Bell Ringing

The church bells of our three churches are rung regularly for Sunday services, weddings and other special occasions. Experienced bell ringers and newcomers to the art are very welcome.

How can I find out more? – Visit your local tower when you hear the bells being rung or contact the following for more information:

St Firmins Church, Thurlby

Tower Captain :Terry Maddison Tel: 01778 425147

St Michael and All Angels Church, Langtoft

Tower captain: Mrs Carol Butler Tel: 01778 347617

St John the Baptist Church , Baston

Tower Captain: Mrs Joyce Langley Tel:01778 560900.

Please contact one of the above who will put you in contact with Baston Tower Captain

Bells being removed for installation of the new bell frame 2009
Bells being removed for installation of the new bell frame 2009 at St Firmins Church

There are more than 40,000 bell ringers in the UK They are :-

YOUNG AND OLD

MEN AND WOMEN

SHORT AND TALL

GIRLS AND BOYS

NON-MUSICAL AND MUSICAL

CHURCH GOERS AND NON CHURCHGOERS.

They come from all walks of life, but they are sharing a fascinating hobby and a commitment to their team

ARE YOU INTERESTED ? THEN READ ON

History

Change ringing evolved in England in the early part of the 17th century and it is quite remarkable that if a ringer from that era came into one of our towers today he would still recognise many of the methods that we ring. It is a system based on numbers rather than notes. Most of the bells hung for change ringing are in the UK though change ringing is actively   practised in the USA, Australia, New Zealand and South Africa

Change Ringing

Bells are tuned to a normal (diatonic) scale and it is usual to start with ringing down the scale, a sequence which ringers call ’rounds’. The order in which the bells sound is then altered to give difference sequences, called ‘changes’. This is done to a pre-set pattern or ‘method’ and each ringer must learn that ‘method’ in order to know when his or her particular bell must sound. There are a few standard methods that are rung in most towers and this makes it very easy for ringers to visit and ring with other bands.

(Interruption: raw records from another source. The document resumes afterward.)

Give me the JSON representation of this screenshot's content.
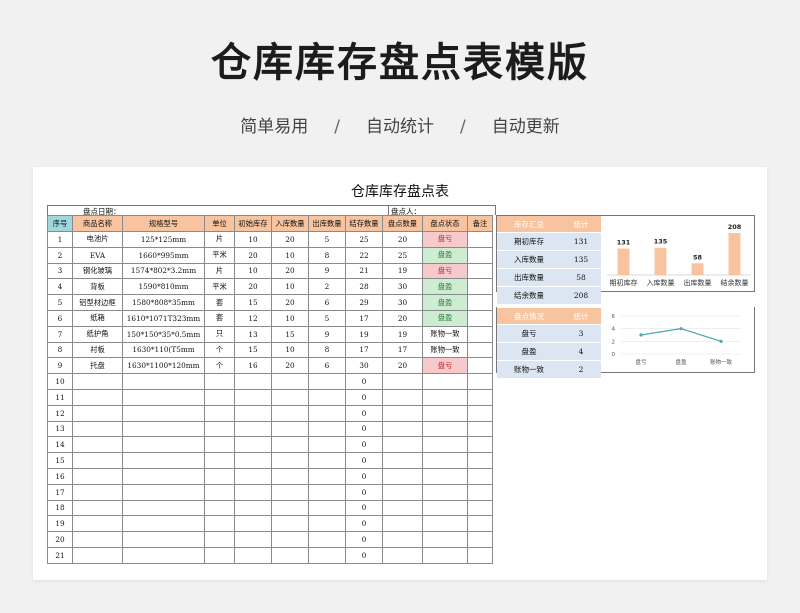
{
  "header": {
    "title": "仓库库存盘点表模版",
    "subtitle_items": [
      "简单易用",
      "自动统计",
      "自动更新"
    ],
    "subtitle_sep": "/"
  },
  "sheet": {
    "title": "仓库库存盘点表",
    "date_label": "盘点日期：",
    "person_label": "盘点人：",
    "columns": [
      "序号",
      "商品名称",
      "规格型号",
      "单位",
      "初始库存",
      "入库数量",
      "出库数量",
      "结存数量",
      "盘点数量",
      "盘点状态",
      "备注"
    ],
    "rows": [
      [
        "1",
        "电池片",
        "125*125mm",
        "片",
        "10",
        "20",
        "5",
        "25",
        "20",
        "盘亏",
        ""
      ],
      [
        "2",
        "EVA",
        "1660*995mm",
        "平米",
        "20",
        "10",
        "8",
        "22",
        "25",
        "盘盈",
        ""
      ],
      [
        "3",
        "钢化玻璃",
        "1574*802*3.2mm",
        "片",
        "10",
        "20",
        "9",
        "21",
        "19",
        "盘亏",
        ""
      ],
      [
        "4",
        "背板",
        "1590*810mm",
        "平米",
        "20",
        "10",
        "2",
        "28",
        "30",
        "盘盈",
        ""
      ],
      [
        "5",
        "铝型材边框",
        "1580*808*35mm",
        "套",
        "15",
        "20",
        "6",
        "29",
        "30",
        "盘盈",
        ""
      ],
      [
        "6",
        "纸箱",
        "1610*1071T323mm",
        "套",
        "12",
        "10",
        "5",
        "17",
        "20",
        "盘盈",
        ""
      ],
      [
        "7",
        "纸护角",
        "150*150*35*0.5mm",
        "只",
        "13",
        "15",
        "9",
        "19",
        "19",
        "账物一致",
        ""
      ],
      [
        "8",
        "衬板",
        "1630*110(T5mm",
        "个",
        "15",
        "10",
        "8",
        "17",
        "17",
        "账物一致",
        ""
      ],
      [
        "9",
        "托盘",
        "1630*1100*120mm",
        "个",
        "16",
        "20",
        "6",
        "30",
        "20",
        "盘亏",
        ""
      ],
      [
        "10",
        "",
        "",
        "",
        "",
        "",
        "",
        "0",
        "",
        "",
        ""
      ],
      [
        "11",
        "",
        "",
        "",
        "",
        "",
        "",
        "0",
        "",
        "",
        ""
      ],
      [
        "12",
        "",
        "",
        "",
        "",
        "",
        "",
        "0",
        "",
        "",
        ""
      ],
      [
        "13",
        "",
        "",
        "",
        "",
        "",
        "",
        "0",
        "",
        "",
        ""
      ],
      [
        "14",
        "",
        "",
        "",
        "",
        "",
        "",
        "0",
        "",
        "",
        ""
      ],
      [
        "15",
        "",
        "",
        "",
        "",
        "",
        "",
        "0",
        "",
        "",
        ""
      ],
      [
        "16",
        "",
        "",
        "",
        "",
        "",
        "",
        "0",
        "",
        "",
        ""
      ],
      [
        "17",
        "",
        "",
        "",
        "",
        "",
        "",
        "0",
        "",
        "",
        ""
      ],
      [
        "18",
        "",
        "",
        "",
        "",
        "",
        "",
        "0",
        "",
        "",
        ""
      ],
      [
        "19",
        "",
        "",
        "",
        "",
        "",
        "",
        "0",
        "",
        "",
        ""
      ],
      [
        "20",
        "",
        "",
        "",
        "",
        "",
        "",
        "0",
        "",
        "",
        ""
      ],
      [
        "21",
        "",
        "",
        "",
        "",
        "",
        "",
        "0",
        "",
        "",
        ""
      ]
    ],
    "status_colors": {
      "盘亏": "#f6c9cc",
      "盘盈": "#cdecd1"
    }
  },
  "stock_summary": {
    "headers": [
      "库存汇总",
      "统计"
    ],
    "rows": [
      {
        "label": "期初库存",
        "value": "131"
      },
      {
        "label": "入库数量",
        "value": "135"
      },
      {
        "label": "出库数量",
        "value": "58"
      },
      {
        "label": "结余数量",
        "value": "208"
      }
    ]
  },
  "check_summary": {
    "headers": [
      "盘点情况",
      "统计"
    ],
    "rows": [
      {
        "label": "盘亏",
        "value": "3"
      },
      {
        "label": "盘盈",
        "value": "4"
      },
      {
        "label": "账物一致",
        "value": "2"
      }
    ]
  },
  "chart_data": [
    {
      "type": "bar",
      "categories": [
        "期初库存",
        "入库数量",
        "出库数量",
        "结余数量"
      ],
      "values": [
        131,
        135,
        58,
        208
      ],
      "ylim": [
        0,
        208
      ],
      "color": "#f8c49f",
      "data_labels": true,
      "grid": false
    },
    {
      "type": "line",
      "categories": [
        "盘亏",
        "盘盈",
        "账物一致"
      ],
      "values": [
        3,
        4,
        2
      ],
      "ylim": [
        0,
        6
      ],
      "yticks": [
        "0",
        "2",
        "4",
        "6"
      ],
      "color": "#4aa7b3",
      "grid": true
    }
  ]
}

How long does it take to learn  

Initial teaching takes place on a one to one basis and most learners will be ready to ring with a band in a few weeks. There is always something new to learn and ringers progress at their own pace, depending on the time and effort devoted to increasing knowledge. The skill lies in being able to control a bell that rotates full circle using a rope attached to the wheel.  When are bells rung? – For church services — For weddings — For special occasions — For our own   pleasure.

What’s in it for me?

A hobby which involves: – being part of a team -providing a service for the church – a good social life ~ continually  learning something new. Bell ringing is good fun! Once you have learned the basic technique you will always be made welcome when you visit other towers. There are more than 5,000 church towers with bells suitable for Change Ringing.


2 thoughts on “Bell Ringing

    David Langley said:
    December 6, 2019 at 6:24 pm

    The tower captain at Baston should not be a mystery: she is Mrs Joyce Langley, 01778 560900.

      MaryT said:
      December 10, 2019 at 10:27 am

      Thank you David I was waiting for this information – it is now posted.

Leave a Reply to MaryT Cancel reply

Fill in your details below or click an icon to log in:

WordPress.com Logo

You are commenting using your WordPress.com account. Log Out /  Change )

Google photo

You are commenting using your Google account. Log Out /  Change )

Twitter picture

You are commenting using your Twitter account. Log Out /  Change )

Facebook photo

You are commenting using your Facebook account. Log Out /  Change )

Connecting to %s

This site uses Akismet to reduce spam. Learn how your comment data is processed.